• WORK TO BE COMPLETED: Whenever a line in the entries below includes the string "JSON", count that line. Report the total alone.
————
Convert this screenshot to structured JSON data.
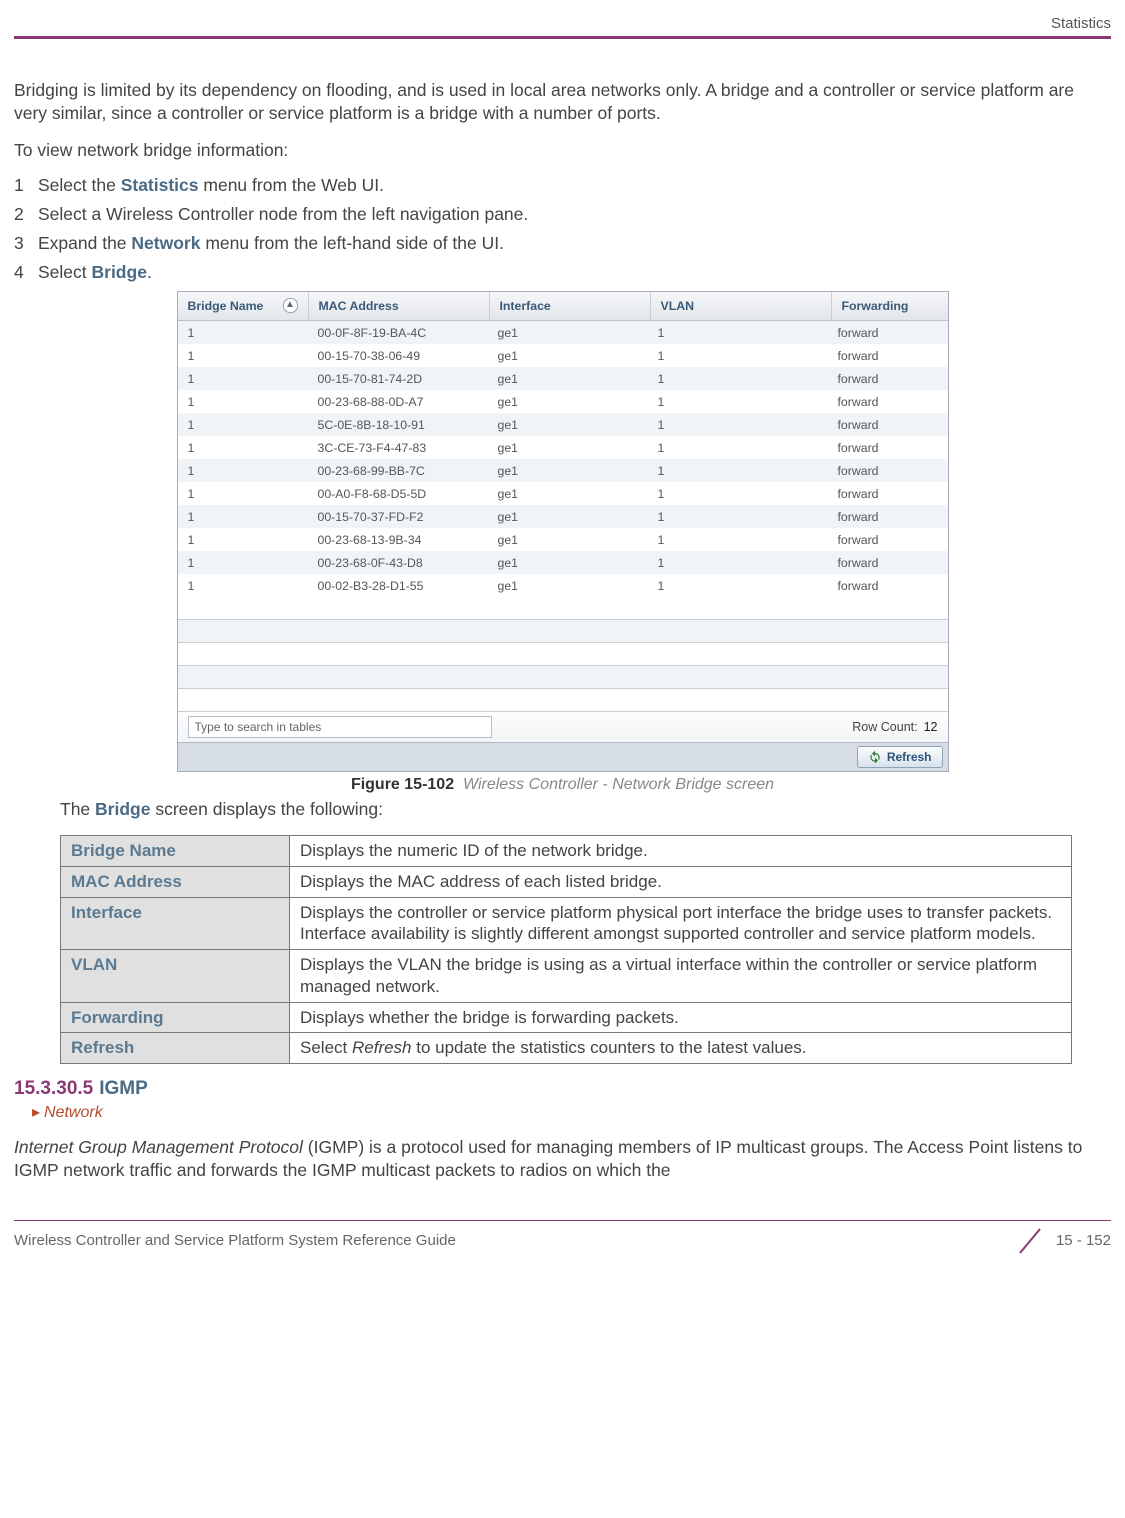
{
  "header": {
    "section": "Statistics"
  },
  "intro": {
    "p1": "Bridging is limited by its dependency on flooding, and is used in local area networks only. A bridge and a controller or service platform are very similar, since a controller or service platform is a bridge with a number of ports.",
    "p2": "To view network bridge information:"
  },
  "steps": [
    {
      "n": "1",
      "pre": "Select the ",
      "bold": "Statistics",
      "post": " menu from the Web UI."
    },
    {
      "n": "2",
      "pre": "Select a Wireless Controller node from the left navigation pane.",
      "bold": "",
      "post": ""
    },
    {
      "n": "3",
      "pre": "Expand the ",
      "bold": "Network",
      "post": " menu from the left-hand side of the UI."
    },
    {
      "n": "4",
      "pre": "Select ",
      "bold": "Bridge",
      "post": "."
    }
  ],
  "screenshot": {
    "headers": {
      "bridge": "Bridge Name",
      "mac": "MAC Address",
      "intf": "Interface",
      "vlan": "VLAN",
      "fwd": "Forwarding"
    },
    "rows": [
      {
        "b": "1",
        "m": "00-0F-8F-19-BA-4C",
        "i": "ge1",
        "v": "1",
        "f": "forward"
      },
      {
        "b": "1",
        "m": "00-15-70-38-06-49",
        "i": "ge1",
        "v": "1",
        "f": "forward"
      },
      {
        "b": "1",
        "m": "00-15-70-81-74-2D",
        "i": "ge1",
        "v": "1",
        "f": "forward"
      },
      {
        "b": "1",
        "m": "00-23-68-88-0D-A7",
        "i": "ge1",
        "v": "1",
        "f": "forward"
      },
      {
        "b": "1",
        "m": "5C-0E-8B-18-10-91",
        "i": "ge1",
        "v": "1",
        "f": "forward"
      },
      {
        "b": "1",
        "m": "3C-CE-73-F4-47-83",
        "i": "ge1",
        "v": "1",
        "f": "forward"
      },
      {
        "b": "1",
        "m": "00-23-68-99-BB-7C",
        "i": "ge1",
        "v": "1",
        "f": "forward"
      },
      {
        "b": "1",
        "m": "00-A0-F8-68-D5-5D",
        "i": "ge1",
        "v": "1",
        "f": "forward"
      },
      {
        "b": "1",
        "m": "00-15-70-37-FD-F2",
        "i": "ge1",
        "v": "1",
        "f": "forward"
      },
      {
        "b": "1",
        "m": "00-23-68-13-9B-34",
        "i": "ge1",
        "v": "1",
        "f": "forward"
      },
      {
        "b": "1",
        "m": "00-23-68-0F-43-D8",
        "i": "ge1",
        "v": "1",
        "f": "forward"
      },
      {
        "b": "1",
        "m": "00-02-B3-28-D1-55",
        "i": "ge1",
        "v": "1",
        "f": "forward"
      }
    ],
    "search_placeholder": "Type to search in tables",
    "rowcount_label": "Row Count:",
    "rowcount_value": "12",
    "refresh": "Refresh"
  },
  "figure": {
    "num": "Figure 15-102",
    "title": "Wireless Controller - Network Bridge screen"
  },
  "desc_intro_pre": "The ",
  "desc_intro_bold": "Bridge",
  "desc_intro_post": " screen displays the following:",
  "desc_rows": [
    {
      "k": "Bridge Name",
      "v": "Displays the numeric ID of the network bridge."
    },
    {
      "k": "MAC Address",
      "v": "Displays the MAC address of each listed bridge."
    },
    {
      "k": "Interface",
      "v": "Displays the controller or service platform physical port interface the bridge uses to transfer packets. Interface availability is slightly different amongst supported controller and service platform models."
    },
    {
      "k": "VLAN",
      "v": "Displays the VLAN the bridge is using as a virtual interface within the controller or service platform managed network."
    },
    {
      "k": "Forwarding",
      "v": "Displays whether the bridge is forwarding packets."
    },
    {
      "k": "Refresh",
      "v_pre": "Select ",
      "v_it": "Refresh",
      "v_post": " to update the statistics counters to the latest values."
    }
  ],
  "section": {
    "num": "15.3.30.5",
    "title": "IGMP",
    "crumb": "Network"
  },
  "igmp_p_pre": "Internet Group Management Protocol",
  "igmp_p_post": " (IGMP) is a protocol used for managing members of IP multicast groups. The Access Point listens to IGMP network traffic and forwards the IGMP multicast packets to radios on which the",
  "footer": {
    "title": "Wireless Controller and Service Platform System Reference Guide",
    "page": "15 - 152"
  }
}
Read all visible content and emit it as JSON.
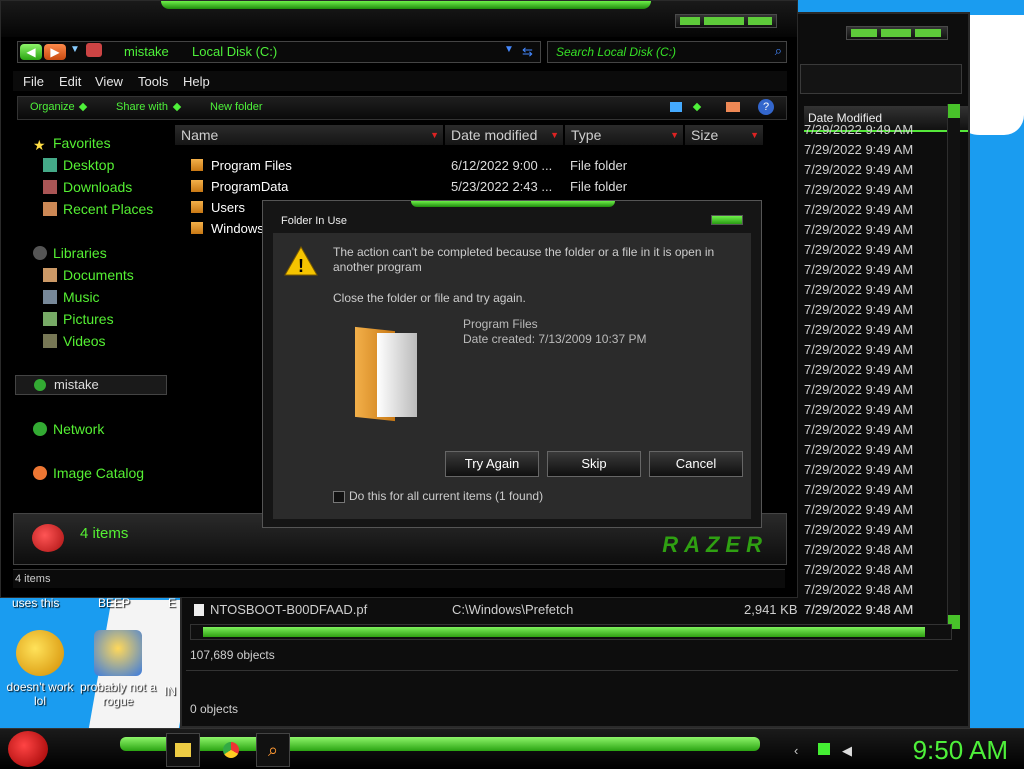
{
  "back_window": {
    "header_date_modified": "Date Modified",
    "dates": [
      "7/29/2022 9:49 AM",
      "7/29/2022 9:49 AM",
      "7/29/2022 9:49 AM",
      "7/29/2022 9:49 AM",
      "7/29/2022 9:49 AM",
      "7/29/2022 9:49 AM",
      "7/29/2022 9:49 AM",
      "7/29/2022 9:49 AM",
      "7/29/2022 9:49 AM",
      "7/29/2022 9:49 AM",
      "7/29/2022 9:49 AM",
      "7/29/2022 9:49 AM",
      "7/29/2022 9:49 AM",
      "7/29/2022 9:49 AM",
      "7/29/2022 9:49 AM",
      "7/29/2022 9:49 AM",
      "7/29/2022 9:49 AM",
      "7/29/2022 9:49 AM",
      "7/29/2022 9:49 AM",
      "7/29/2022 9:49 AM",
      "7/29/2022 9:49 AM",
      "7/29/2022 9:48 AM",
      "7/29/2022 9:48 AM",
      "7/29/2022 9:48 AM",
      "7/29/2022 9:48 AM"
    ],
    "file_row": {
      "name": "NTOSBOOT-B00DFAAD.pf",
      "folder": "C:\\Windows\\Prefetch",
      "size": "2,941 KB",
      "date": "7/29/2022 9:48 AM"
    },
    "objects_1": "107,689 objects",
    "objects_2": "0 objects"
  },
  "desktop": {
    "label_uses_this": "uses this",
    "label_beep": "BEEP",
    "label_e": "E",
    "label_in": "IN",
    "icon1_label": "doesn't work lol",
    "icon2_label": "probably not a rogue"
  },
  "explorer": {
    "address": {
      "user": "mistake",
      "location": "Local Disk (C:)"
    },
    "search_placeholder": "Search Local Disk (C:)",
    "menu": [
      "File",
      "Edit",
      "View",
      "Tools",
      "Help"
    ],
    "commands": {
      "organize": "Organize",
      "share_with": "Share with",
      "new_folder": "New folder"
    },
    "nav": {
      "favorites": "Favorites",
      "desktop": "Desktop",
      "downloads": "Downloads",
      "recent": "Recent Places",
      "libraries": "Libraries",
      "documents": "Documents",
      "music": "Music",
      "pictures": "Pictures",
      "videos": "Videos",
      "mistake": "mistake",
      "network": "Network",
      "image_catalog": "Image Catalog"
    },
    "columns": {
      "name": "Name",
      "date": "Date modified",
      "type": "Type",
      "size": "Size"
    },
    "files": [
      {
        "name": "Program Files",
        "date": "6/12/2022 9:00 ...",
        "type": "File folder"
      },
      {
        "name": "ProgramData",
        "date": "5/23/2022 2:43 ...",
        "type": "File folder"
      },
      {
        "name": "Users",
        "date": "",
        "type": ""
      },
      {
        "name": "Windows",
        "date": "",
        "type": ""
      }
    ],
    "details_count": "4 items",
    "brand": "RAZER",
    "status": "4 items"
  },
  "dialog": {
    "title": "Folder In Use",
    "message": "The action can't be completed because the folder or a file in it is open in another program",
    "message2": "Close the folder or file and try again.",
    "file_name": "Program Files",
    "file_date": "Date created: 7/13/2009 10:37 PM",
    "btn_try_again": "Try Again",
    "btn_skip": "Skip",
    "btn_cancel": "Cancel",
    "checkbox_label": "Do this for all current items (1 found)"
  },
  "taskbar": {
    "clock": "9:50 AM"
  },
  "colors": {
    "accent": "#4ef03a",
    "background": "#000000",
    "desktop": "#1a9cf0"
  }
}
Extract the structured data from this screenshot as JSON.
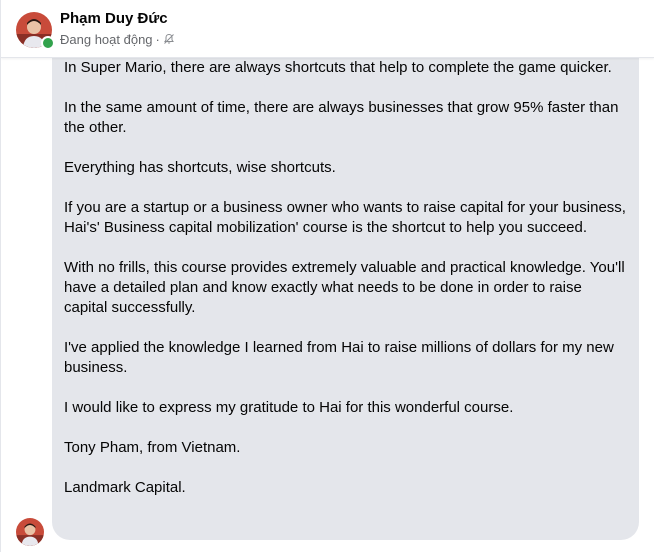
{
  "contact": {
    "name": "Phạm Duy Đức",
    "status": "Đang hoạt động",
    "status_separator": "·",
    "presence_color": "#31a24c"
  },
  "icons": {
    "mute": "bell-slash-icon"
  },
  "message": {
    "paragraphs": [
      "In Super Mario, there are always shortcuts that help to complete the game quicker.",
      "In the same amount of time, there are always businesses that grow 95% faster than the other.",
      "Everything has shortcuts, wise shortcuts.",
      "If you are a startup or a business owner who wants to raise capital for your business, Hai's' Business capital mobilization' course is the shortcut to help you succeed.",
      "With no frills, this course provides extremely valuable and practical knowledge. You'll have a detailed plan and know exactly what needs to be done in order to raise capital successfully.",
      "I've applied the knowledge I learned from Hai to raise millions of dollars for my new business.",
      "I would like to express my gratitude to Hai for this wonderful course.",
      "Tony Pham, from Vietnam.",
      "Landmark Capital."
    ],
    "bubble_color": "#e4e6eb"
  }
}
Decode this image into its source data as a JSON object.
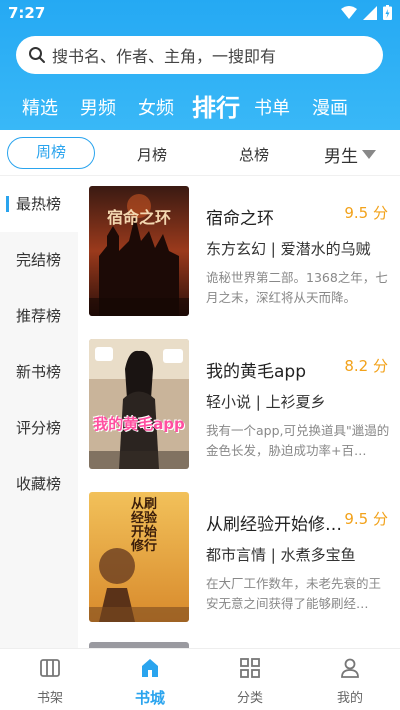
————
• TASK ANSWER: 4